Recent surveys conducted for the National Fire Protection Association (NFPA) and the Consumer Products Safety Commission found that 96% of all home have at least one smoke alarm, but only 75% have at least one working smoke alarm. Almost two-thirds of home fire deaths resulted from fires in homes with no smoke alarms or no working smoke alarms. Smoke alarm failures usually result from missing or dead batteries or disconnected wires. The peak time for home fire fatalities is between 11 p.m. and 7 a.m. when most families are sleeping. A working smoke alarm can provide the critical extra seconds needed to get people out safely.
According to the NFPA, the maximum life cycle of a smoke alarm is 10 years from the date of manufacture, not the date of installation. Beginning in 2002, all smoke detectors must have a manufacture date marked on the outside of the smoke alarm. If your smoke alarm does not have a manufacture date, then it is older than 10 years and must be replaced. The City of Batavia Fire Department recommends purchasing smoke alarms with 10-year lithium batteries. All smoke alarms should be tested monthly.
Families should also practice Exit Drills in the Home (E.D.I.T.H.) and have a meeting place outside the home to quickly account for all the occupants during an emergency. The meeting place should be something that is not mobile like a tree or mailbox by the street.
A carbon monoxide detector or CO detector is a device that detects the presence of the carbon monoxide (CO) gas in order to prevent carbon monoxide poisoning. CO is a colorless and odorless compound produced by incomplete combustion. It is often referred to as the “silent killer” because it is virtually undetectable without using detection technology. Elevated levels of CO can be dangerous to humans depending on the amount present and length of exposure. Smaller concentrations can be harmful over longer periods of time while increasing concentrations require diminishing exposure times to be harmful.
CO detectors are designed to measure CO levels over time and sound an alarm before dangerous levels of CO accumulate in an environment, giving people adequate warning to safely ventilate the area or evacuate. All CO detectors should also be tested monthly. Remember, if your CO detector alarms you should evacuate the structure and dial 911. The Fire Department will respond and investigate the cause of the alarm.
The City of Batavia Fire Department has a free smoke alarm and battery installation program.

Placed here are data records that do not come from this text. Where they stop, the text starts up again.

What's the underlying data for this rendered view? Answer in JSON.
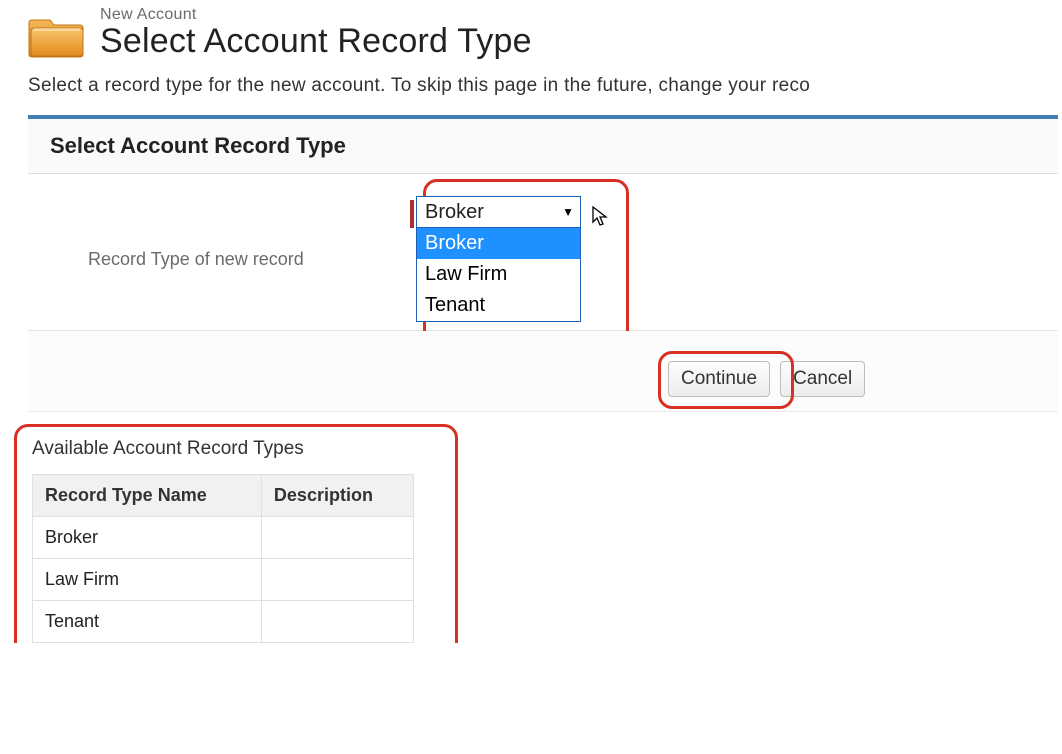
{
  "header": {
    "eyebrow": "New Account",
    "title": "Select Account Record Type"
  },
  "intro": "Select a record type for the new account. To skip this page in the future, change your reco",
  "panel": {
    "title": "Select Account Record Type",
    "field_label": "Record Type of new record",
    "selected": "Broker",
    "options": [
      "Broker",
      "Law Firm",
      "Tenant"
    ],
    "highlighted_option_index": 0
  },
  "buttons": {
    "continue": "Continue",
    "cancel": "Cancel"
  },
  "table": {
    "title": "Available Account Record Types",
    "columns": [
      "Record Type Name",
      "Description"
    ],
    "rows": [
      {
        "name": "Broker",
        "description": ""
      },
      {
        "name": "Law Firm",
        "description": ""
      },
      {
        "name": "Tenant",
        "description": ""
      }
    ]
  }
}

According to Lt. Whitcombe “We have installed hundreds of smoke alarms and batteries over the past 20 years and will continue to do so until everyone who needs them has them.”
For information about the free smoke alarm and battery installation program, City of Batavia residents should contact the City of Batavia Fire Department at (585) 345-6375.